• [Stored entries]:
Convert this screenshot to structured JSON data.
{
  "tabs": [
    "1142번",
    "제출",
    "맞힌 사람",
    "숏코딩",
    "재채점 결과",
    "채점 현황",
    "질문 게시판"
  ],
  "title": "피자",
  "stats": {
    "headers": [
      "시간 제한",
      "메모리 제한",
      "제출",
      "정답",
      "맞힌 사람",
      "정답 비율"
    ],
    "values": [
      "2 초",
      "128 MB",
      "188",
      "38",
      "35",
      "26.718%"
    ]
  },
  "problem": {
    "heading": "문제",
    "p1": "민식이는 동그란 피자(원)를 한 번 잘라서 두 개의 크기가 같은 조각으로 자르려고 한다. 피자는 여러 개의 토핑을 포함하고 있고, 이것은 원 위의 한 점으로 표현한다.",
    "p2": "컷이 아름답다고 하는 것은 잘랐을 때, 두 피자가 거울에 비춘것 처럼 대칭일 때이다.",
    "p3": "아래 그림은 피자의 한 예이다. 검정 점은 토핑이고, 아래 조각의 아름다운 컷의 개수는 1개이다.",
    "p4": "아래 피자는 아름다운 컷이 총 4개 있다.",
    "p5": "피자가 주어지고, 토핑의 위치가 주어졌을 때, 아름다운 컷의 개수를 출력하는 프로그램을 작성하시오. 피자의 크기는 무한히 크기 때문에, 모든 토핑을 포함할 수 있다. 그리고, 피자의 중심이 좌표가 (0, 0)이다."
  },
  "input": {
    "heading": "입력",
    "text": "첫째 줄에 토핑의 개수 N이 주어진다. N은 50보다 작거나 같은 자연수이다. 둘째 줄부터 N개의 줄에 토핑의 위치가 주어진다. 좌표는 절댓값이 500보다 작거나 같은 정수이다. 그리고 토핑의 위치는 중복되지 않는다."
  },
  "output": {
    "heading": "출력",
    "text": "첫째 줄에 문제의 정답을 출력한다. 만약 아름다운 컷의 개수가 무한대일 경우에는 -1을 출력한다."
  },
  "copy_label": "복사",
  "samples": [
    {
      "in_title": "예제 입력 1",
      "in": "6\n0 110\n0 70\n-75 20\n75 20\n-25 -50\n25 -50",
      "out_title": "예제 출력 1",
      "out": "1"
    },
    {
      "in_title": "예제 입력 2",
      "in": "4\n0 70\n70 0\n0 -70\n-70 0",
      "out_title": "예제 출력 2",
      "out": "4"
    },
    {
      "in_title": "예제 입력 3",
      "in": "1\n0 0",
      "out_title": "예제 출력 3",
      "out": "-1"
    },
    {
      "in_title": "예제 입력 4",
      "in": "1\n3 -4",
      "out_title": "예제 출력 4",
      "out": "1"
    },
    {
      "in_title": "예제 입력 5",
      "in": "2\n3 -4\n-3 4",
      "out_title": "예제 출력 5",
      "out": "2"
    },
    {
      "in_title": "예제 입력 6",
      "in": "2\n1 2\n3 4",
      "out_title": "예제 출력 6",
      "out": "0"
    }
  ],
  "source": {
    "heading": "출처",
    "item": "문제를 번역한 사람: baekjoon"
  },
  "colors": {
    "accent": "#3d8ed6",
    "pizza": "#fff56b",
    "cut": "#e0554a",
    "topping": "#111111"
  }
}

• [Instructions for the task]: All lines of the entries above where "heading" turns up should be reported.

• [Solution to the exercise]:
    "heading": "문제",
    "heading": "입력",
    "heading": "출력",
    "heading": "출처",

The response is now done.